Input data:
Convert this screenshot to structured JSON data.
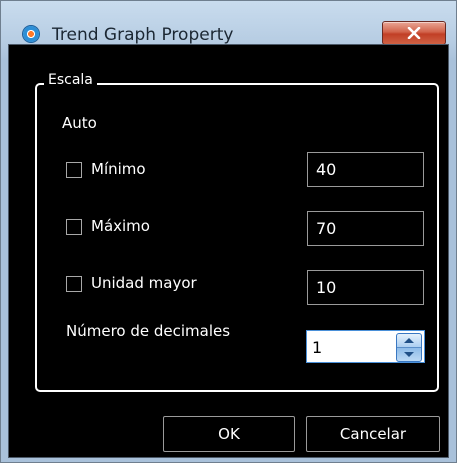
{
  "window": {
    "title": "Trend Graph Property",
    "close_icon": "close-x-icon",
    "app_icon": "trend-graph-app-icon"
  },
  "group": {
    "legend": "Escala",
    "auto_label": "Auto"
  },
  "fields": {
    "minimo": {
      "label": "Mínimo",
      "checked": false,
      "value": "40"
    },
    "maximo": {
      "label": "Máximo",
      "checked": false,
      "value": "70"
    },
    "unidad": {
      "label": "Unidad mayor",
      "checked": false,
      "value": "10"
    }
  },
  "decimals": {
    "label": "Número de decimales",
    "value": "1"
  },
  "buttons": {
    "ok": "OK",
    "cancel": "Cancelar"
  },
  "colors": {
    "content_bg": "#000000",
    "text": "#ffffff",
    "titlebar": "#b7cde3",
    "close_button": "#c13f26",
    "spinner_border": "#4a90d9"
  }
}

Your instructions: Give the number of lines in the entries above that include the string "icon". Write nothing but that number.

Output for this task: 2